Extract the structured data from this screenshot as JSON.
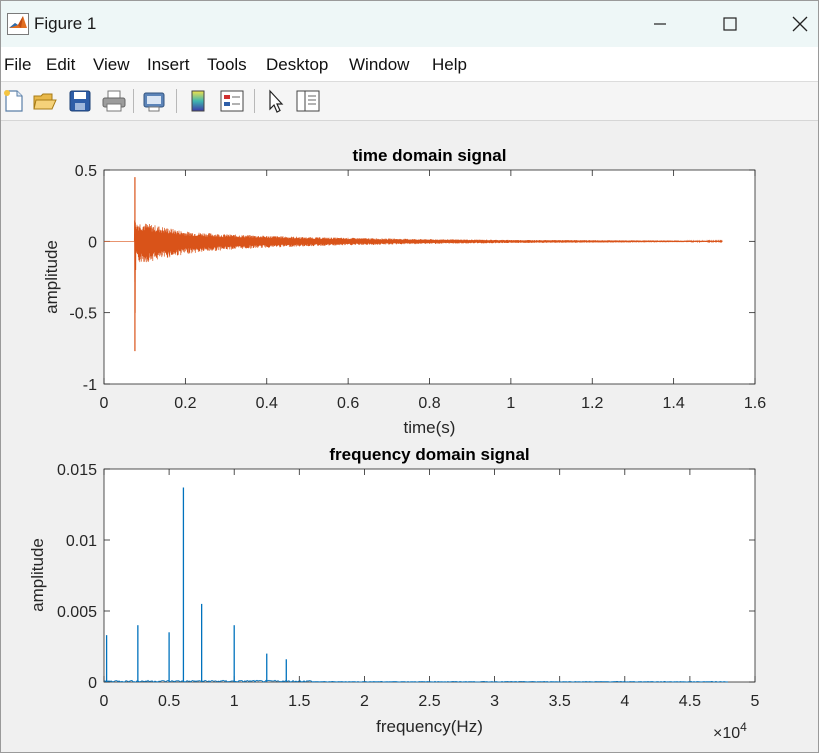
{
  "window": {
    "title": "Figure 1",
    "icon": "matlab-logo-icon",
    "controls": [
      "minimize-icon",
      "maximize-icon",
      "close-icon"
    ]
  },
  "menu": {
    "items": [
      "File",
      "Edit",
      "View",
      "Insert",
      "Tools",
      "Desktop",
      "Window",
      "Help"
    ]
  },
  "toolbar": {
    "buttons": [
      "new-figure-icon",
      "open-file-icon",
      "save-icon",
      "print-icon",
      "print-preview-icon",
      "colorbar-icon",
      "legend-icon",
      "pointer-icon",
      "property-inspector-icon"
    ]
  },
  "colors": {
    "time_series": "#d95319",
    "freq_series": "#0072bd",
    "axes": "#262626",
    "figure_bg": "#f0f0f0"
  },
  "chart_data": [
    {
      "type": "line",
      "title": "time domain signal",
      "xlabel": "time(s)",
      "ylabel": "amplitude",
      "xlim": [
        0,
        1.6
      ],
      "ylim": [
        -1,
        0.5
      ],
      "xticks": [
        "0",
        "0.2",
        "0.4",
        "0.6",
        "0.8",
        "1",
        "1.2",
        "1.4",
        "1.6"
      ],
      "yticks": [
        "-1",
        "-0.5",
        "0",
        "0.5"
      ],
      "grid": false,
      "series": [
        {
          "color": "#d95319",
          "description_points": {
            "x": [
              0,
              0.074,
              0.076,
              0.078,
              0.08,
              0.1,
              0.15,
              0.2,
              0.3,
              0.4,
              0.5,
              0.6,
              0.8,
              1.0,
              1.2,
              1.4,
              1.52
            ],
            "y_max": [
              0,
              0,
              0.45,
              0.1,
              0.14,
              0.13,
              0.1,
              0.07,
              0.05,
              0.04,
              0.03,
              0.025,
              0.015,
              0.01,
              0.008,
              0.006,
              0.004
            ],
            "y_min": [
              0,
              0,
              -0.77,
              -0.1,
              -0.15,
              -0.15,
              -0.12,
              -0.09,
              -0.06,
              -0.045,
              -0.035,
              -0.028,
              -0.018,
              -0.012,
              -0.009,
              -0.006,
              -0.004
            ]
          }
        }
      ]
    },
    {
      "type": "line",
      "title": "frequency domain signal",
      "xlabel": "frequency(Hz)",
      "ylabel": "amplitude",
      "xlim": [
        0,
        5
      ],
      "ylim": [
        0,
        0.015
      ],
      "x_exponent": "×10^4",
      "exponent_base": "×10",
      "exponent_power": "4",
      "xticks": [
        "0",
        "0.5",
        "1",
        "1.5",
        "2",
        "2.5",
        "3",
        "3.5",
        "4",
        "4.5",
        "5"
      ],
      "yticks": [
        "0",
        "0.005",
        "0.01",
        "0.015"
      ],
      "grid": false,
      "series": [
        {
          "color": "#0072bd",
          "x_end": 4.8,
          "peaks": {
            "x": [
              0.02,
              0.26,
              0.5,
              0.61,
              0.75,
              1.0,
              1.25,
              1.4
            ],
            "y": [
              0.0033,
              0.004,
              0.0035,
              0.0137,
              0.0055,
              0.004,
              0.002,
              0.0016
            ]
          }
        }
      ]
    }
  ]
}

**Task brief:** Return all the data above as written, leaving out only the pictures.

**Result:**
Extract the structured data from this screenshot as JSON.
{
  "window": {
    "title": "Figure 1",
    "icon": "matlab-logo-icon",
    "controls": [
      "minimize-icon",
      "maximize-icon",
      "close-icon"
    ]
  },
  "menu": {
    "items": [
      "File",
      "Edit",
      "View",
      "Insert",
      "Tools",
      "Desktop",
      "Window",
      "Help"
    ]
  },
  "toolbar": {
    "buttons": [
      "new-figure-icon",
      "open-file-icon",
      "save-icon",
      "print-icon",
      "print-preview-icon",
      "colorbar-icon",
      "legend-icon",
      "pointer-icon",
      "property-inspector-icon"
    ]
  },
  "colors": {
    "time_series": "#d95319",
    "freq_series": "#0072bd",
    "axes": "#262626",
    "figure_bg": "#f0f0f0"
  },
  "chart_data": [
    {
      "type": "line",
      "title": "time domain signal",
      "xlabel": "time(s)",
      "ylabel": "amplitude",
      "xlim": [
        0,
        1.6
      ],
      "ylim": [
        -1,
        0.5
      ],
      "xticks": [
        "0",
        "0.2",
        "0.4",
        "0.6",
        "0.8",
        "1",
        "1.2",
        "1.4",
        "1.6"
      ],
      "yticks": [
        "-1",
        "-0.5",
        "0",
        "0.5"
      ],
      "grid": false,
      "series": [
        {
          "color": "#d95319",
          "description_points": {
            "x": [
              0,
              0.074,
              0.076,
              0.078,
              0.08,
              0.1,
              0.15,
              0.2,
              0.3,
              0.4,
              0.5,
              0.6,
              0.8,
              1.0,
              1.2,
              1.4,
              1.52
            ],
            "y_max": [
              0,
              0,
              0.45,
              0.1,
              0.14,
              0.13,
              0.1,
              0.07,
              0.05,
              0.04,
              0.03,
              0.025,
              0.015,
              0.01,
              0.008,
              0.006,
              0.004
            ],
            "y_min": [
              0,
              0,
              -0.77,
              -0.1,
              -0.15,
              -0.15,
              -0.12,
              -0.09,
              -0.06,
              -0.045,
              -0.035,
              -0.028,
              -0.018,
              -0.012,
              -0.009,
              -0.006,
              -0.004
            ]
          }
        }
      ]
    },
    {
      "type": "line",
      "title": "frequency domain signal",
      "xlabel": "frequency(Hz)",
      "ylabel": "amplitude",
      "xlim": [
        0,
        5
      ],
      "ylim": [
        0,
        0.015
      ],
      "x_exponent": "×10^4",
      "exponent_base": "×10",
      "exponent_power": "4",
      "xticks": [
        "0",
        "0.5",
        "1",
        "1.5",
        "2",
        "2.5",
        "3",
        "3.5",
        "4",
        "4.5",
        "5"
      ],
      "yticks": [
        "0",
        "0.005",
        "0.01",
        "0.015"
      ],
      "grid": false,
      "series": [
        {
          "color": "#0072bd",
          "x_end": 4.8,
          "peaks": {
            "x": [
              0.02,
              0.26,
              0.5,
              0.61,
              0.75,
              1.0,
              1.25,
              1.4
            ],
            "y": [
              0.0033,
              0.004,
              0.0035,
              0.0137,
              0.0055,
              0.004,
              0.002,
              0.0016
            ]
          }
        }
      ]
    }
  ]
}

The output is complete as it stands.